As stated above the COWARD was no sheepdog.
The short answer to your question is no... at least not today.
The long answer is you have been...and you probably will be again.
As evidenced by your recent departure from the CF, you know full well that there is a certain group of posters here that resort to the same tactics when then can't intelligently defend their positions.
For the most part, anyone who disagrees with them is a troll, a liberal, a whiner, a liar, a muzzy lover, a crybaby, some woman's name, or any one of a whole host of other juvenile, often vulgar names they mistakenly think will bother whoever it is they are after.
That is why, why you said the following recently,
"This time I'm really done..... For good here on the CF......... Some of you whacked out right wing nut jobs are just too much for me. I refuse to live my life like you with the constant thoughts of negativity in your heads. I'm done wasting my time and energy here.... It is completely pointless.......
I strongly encouraged you to stay, and to not let those that resort to those tactics run you off.
I'm glad you decided to come back. You make others (including me) think about their positons. Will we always agree? I hope not. Bootlicking and backslapping is boring.
This is taught now because most of these school shooters are kids who aren't well trained. One of these kooks will know this is the new policy and will set up an ambush to kill as many cops as they can who are rushing in. Then the policy will be modified.
A lot of training is involved to overcome the survival instinct - even in war there is a % that cannot do it (and they train an order of magnitude more than police officers who are an order of magnitude more than security officers who are an order of magnitude more than school teachers).
From a publication entitled:
CRITICAL ISSUES IN POLICING SERIES
The Police Response to Active Shooter Incidents by the Police Executive Research Forum
"SOLO ENTRY AND “CONTACT TEAMS” In active shooter situations where an officer arrives at the scene and can hear shooting, screams, or other indications that the perpetrator is actively shooting or threatening victims, some departments’ policies explicitly provide that the lone officer can move to stop the threat without waiting for any additional officers to arrive. The shooter may be stopped by arrest, by containment, or by use of deadly force. And some policies note that when an active shooter incident occurs at a school, a School Resource Officer (SRO) may be the first officer at the scene who must make a decision about whether to respond alone. Other departments require that officers wait until a certain number of officers have arrived. Those officers are instructed to form a “contact team” that responds as a unit with the mission of stopping the shooter and preventing his escape.

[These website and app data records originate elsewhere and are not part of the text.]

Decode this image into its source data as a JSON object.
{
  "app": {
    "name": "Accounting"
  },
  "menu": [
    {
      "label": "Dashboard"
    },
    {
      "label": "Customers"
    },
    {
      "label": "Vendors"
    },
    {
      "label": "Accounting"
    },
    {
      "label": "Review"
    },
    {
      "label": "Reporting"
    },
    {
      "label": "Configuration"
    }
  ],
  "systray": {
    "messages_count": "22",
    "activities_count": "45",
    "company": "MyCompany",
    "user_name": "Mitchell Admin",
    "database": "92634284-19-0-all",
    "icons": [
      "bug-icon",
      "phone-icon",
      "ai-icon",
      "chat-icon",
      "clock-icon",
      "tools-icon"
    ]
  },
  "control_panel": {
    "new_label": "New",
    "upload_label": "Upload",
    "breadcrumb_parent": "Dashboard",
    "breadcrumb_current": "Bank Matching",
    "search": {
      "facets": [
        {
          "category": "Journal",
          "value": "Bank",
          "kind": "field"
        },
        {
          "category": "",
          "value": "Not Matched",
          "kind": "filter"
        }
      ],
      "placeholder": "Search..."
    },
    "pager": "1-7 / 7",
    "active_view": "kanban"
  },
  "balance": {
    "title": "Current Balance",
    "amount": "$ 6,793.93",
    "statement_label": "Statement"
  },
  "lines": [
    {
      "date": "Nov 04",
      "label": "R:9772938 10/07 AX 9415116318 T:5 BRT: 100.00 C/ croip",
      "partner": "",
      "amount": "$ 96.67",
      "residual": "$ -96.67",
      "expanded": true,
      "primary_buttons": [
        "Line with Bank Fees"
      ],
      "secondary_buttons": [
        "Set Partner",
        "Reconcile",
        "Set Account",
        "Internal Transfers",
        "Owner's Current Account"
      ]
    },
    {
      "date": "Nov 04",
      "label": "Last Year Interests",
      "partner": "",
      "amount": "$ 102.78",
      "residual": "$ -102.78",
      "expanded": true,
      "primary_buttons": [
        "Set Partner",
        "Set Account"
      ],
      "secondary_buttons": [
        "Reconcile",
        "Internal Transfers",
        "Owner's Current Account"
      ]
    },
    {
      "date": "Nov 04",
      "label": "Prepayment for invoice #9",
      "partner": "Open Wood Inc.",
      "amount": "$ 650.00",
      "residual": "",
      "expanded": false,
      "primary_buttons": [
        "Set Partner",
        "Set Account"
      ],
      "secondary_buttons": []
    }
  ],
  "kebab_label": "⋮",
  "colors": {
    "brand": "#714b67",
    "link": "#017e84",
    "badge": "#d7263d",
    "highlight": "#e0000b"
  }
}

Some departments’ policies recommend a contact team of a certain size—often four officers—but also specify that fewer officers may respond if it is apparent that a full contact team cannot be assembled quickly. Some of these agencies caution that a smaller team should be deployed only as a last resort."
It would be very interesting to know what the Broward County departments official policy is on this.
K Cummings's Link